• To do: The string "true" appears in some lines of the entries that follow; copy each such line.

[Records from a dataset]
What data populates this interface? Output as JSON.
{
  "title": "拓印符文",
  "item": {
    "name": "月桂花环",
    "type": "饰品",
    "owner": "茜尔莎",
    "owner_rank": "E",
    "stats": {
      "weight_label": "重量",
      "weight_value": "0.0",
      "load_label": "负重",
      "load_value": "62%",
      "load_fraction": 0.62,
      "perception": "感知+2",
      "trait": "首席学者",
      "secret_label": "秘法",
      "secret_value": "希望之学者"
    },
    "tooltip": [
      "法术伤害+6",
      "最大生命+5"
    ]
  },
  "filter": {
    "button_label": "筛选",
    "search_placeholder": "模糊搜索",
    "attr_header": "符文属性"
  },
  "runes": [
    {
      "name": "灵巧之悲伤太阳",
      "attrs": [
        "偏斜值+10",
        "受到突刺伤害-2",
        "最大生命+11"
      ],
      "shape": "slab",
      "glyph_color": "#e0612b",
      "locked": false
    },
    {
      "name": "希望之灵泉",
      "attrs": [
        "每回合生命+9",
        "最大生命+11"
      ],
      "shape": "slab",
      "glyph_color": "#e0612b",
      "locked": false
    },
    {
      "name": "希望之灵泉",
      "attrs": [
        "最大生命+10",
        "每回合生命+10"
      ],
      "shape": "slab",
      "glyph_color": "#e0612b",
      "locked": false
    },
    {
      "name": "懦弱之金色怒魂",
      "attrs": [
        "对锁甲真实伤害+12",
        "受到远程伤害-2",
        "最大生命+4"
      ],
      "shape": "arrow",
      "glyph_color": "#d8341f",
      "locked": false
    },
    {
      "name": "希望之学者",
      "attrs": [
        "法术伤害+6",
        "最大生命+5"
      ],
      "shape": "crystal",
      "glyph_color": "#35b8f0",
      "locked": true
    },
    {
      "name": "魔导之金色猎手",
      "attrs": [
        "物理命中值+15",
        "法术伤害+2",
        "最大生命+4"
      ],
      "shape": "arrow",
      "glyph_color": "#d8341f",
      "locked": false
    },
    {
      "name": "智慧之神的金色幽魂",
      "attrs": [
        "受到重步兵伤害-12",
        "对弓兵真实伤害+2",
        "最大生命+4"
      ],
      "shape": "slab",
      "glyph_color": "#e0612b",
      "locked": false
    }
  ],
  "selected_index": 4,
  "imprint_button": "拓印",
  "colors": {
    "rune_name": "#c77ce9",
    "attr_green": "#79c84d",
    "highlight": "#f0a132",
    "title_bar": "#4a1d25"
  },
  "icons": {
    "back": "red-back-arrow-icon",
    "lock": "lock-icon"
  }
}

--

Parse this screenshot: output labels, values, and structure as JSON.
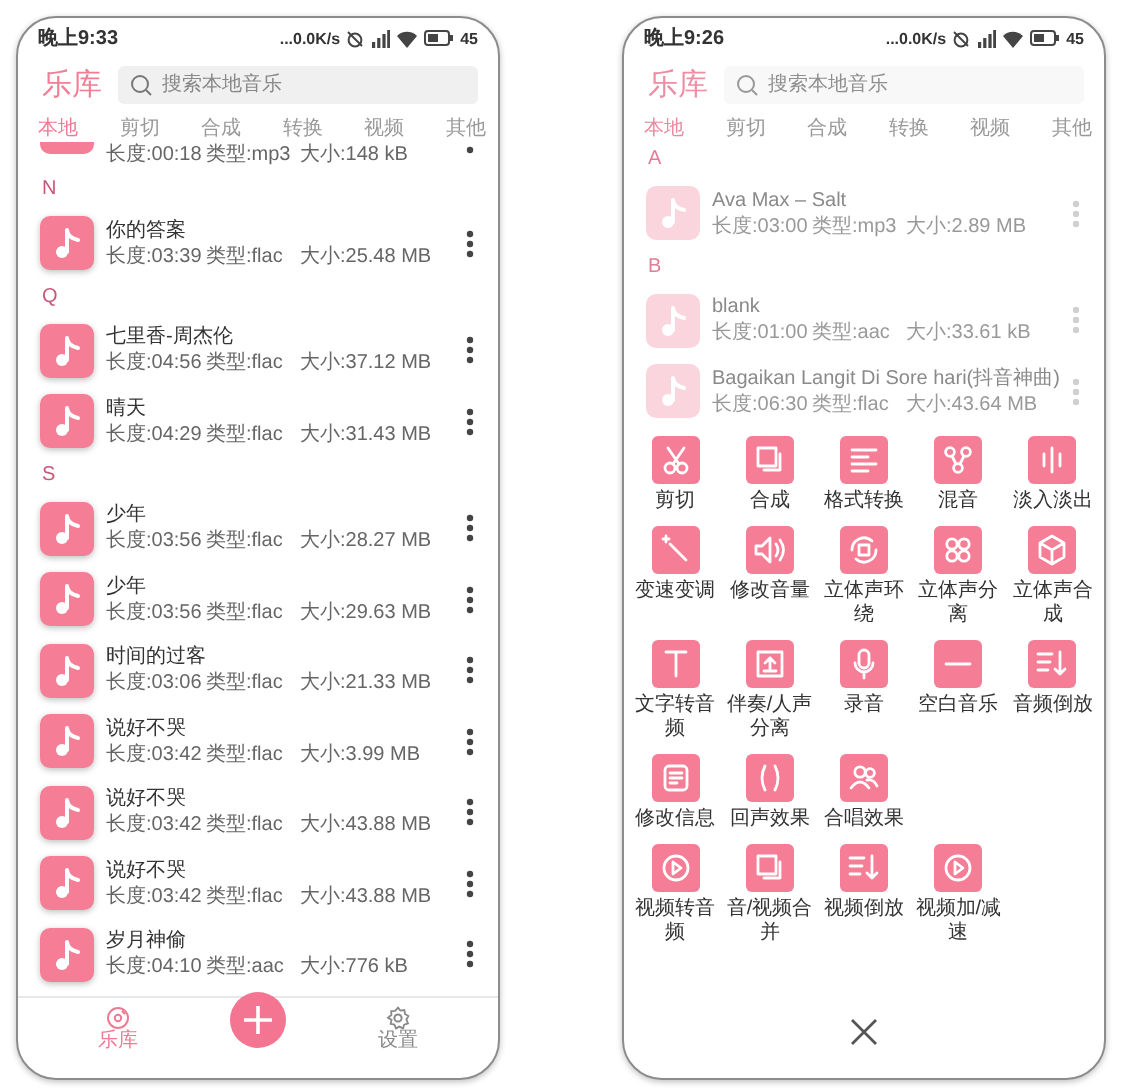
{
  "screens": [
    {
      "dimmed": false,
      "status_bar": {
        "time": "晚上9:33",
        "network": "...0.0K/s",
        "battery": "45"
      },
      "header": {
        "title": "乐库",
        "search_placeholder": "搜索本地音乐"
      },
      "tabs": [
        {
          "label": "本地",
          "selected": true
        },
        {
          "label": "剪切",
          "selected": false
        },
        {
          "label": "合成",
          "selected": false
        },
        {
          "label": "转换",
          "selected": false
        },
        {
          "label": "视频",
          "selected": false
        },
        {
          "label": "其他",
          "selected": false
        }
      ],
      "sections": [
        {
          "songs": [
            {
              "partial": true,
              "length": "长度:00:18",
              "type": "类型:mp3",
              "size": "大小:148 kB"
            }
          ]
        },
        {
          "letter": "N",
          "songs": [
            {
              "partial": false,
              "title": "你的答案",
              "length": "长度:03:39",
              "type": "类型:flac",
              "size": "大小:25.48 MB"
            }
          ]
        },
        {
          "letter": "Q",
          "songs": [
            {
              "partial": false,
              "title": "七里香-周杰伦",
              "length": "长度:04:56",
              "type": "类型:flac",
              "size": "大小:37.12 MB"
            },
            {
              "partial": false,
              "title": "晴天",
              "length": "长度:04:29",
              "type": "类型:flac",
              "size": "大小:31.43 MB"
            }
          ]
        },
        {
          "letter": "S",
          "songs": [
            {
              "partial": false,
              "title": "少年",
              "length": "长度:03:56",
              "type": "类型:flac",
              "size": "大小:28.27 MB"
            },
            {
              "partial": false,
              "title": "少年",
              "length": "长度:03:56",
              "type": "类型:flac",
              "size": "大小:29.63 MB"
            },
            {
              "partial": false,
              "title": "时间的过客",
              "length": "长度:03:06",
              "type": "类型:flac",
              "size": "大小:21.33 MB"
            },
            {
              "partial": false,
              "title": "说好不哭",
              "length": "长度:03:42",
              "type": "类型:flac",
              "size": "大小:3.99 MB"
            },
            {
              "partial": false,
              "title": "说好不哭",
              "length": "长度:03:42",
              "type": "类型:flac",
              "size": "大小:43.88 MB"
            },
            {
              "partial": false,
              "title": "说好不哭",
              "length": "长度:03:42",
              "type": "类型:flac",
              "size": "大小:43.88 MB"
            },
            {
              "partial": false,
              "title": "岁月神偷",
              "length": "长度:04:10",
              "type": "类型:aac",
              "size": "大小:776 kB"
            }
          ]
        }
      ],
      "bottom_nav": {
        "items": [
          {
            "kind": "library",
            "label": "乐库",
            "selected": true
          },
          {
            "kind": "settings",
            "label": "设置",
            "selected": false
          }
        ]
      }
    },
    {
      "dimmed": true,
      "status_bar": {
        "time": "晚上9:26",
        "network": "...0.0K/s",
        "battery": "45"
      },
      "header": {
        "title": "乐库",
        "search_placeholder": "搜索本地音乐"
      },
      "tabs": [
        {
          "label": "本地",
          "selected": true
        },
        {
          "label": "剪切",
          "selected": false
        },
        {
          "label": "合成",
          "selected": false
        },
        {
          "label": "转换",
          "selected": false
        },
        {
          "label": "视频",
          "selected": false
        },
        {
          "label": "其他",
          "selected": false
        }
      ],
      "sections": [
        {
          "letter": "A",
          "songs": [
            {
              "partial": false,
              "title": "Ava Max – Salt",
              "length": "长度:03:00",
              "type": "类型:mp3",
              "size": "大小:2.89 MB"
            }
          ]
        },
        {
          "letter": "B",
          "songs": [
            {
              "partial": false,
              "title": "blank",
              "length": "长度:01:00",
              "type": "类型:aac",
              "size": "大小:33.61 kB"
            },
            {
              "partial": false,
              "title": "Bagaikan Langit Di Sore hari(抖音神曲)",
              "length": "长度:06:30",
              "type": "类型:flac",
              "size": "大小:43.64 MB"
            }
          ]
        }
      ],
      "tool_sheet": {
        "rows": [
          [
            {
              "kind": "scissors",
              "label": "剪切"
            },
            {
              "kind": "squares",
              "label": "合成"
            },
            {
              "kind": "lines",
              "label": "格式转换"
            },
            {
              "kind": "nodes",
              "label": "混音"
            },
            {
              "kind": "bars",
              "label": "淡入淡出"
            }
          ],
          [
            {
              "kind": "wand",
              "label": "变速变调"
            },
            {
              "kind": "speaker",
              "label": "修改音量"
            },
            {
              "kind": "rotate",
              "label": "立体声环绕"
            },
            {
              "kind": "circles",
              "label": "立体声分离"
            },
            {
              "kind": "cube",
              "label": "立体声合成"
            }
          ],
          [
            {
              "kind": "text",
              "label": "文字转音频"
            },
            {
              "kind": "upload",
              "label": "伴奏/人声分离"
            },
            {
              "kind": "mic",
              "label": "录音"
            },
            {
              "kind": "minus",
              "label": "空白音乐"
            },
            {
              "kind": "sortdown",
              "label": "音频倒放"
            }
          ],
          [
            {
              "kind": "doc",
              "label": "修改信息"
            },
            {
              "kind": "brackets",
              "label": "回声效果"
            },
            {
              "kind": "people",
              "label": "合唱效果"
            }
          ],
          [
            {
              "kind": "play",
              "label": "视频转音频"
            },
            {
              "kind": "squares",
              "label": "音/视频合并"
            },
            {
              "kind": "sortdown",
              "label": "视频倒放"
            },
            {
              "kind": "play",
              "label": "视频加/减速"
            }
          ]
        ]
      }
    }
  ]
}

• Answer to the exercise:
      "locked": true
          "selected": true
              "partial": true,
            "selected": true
      "dimmed": true,
          "selected": true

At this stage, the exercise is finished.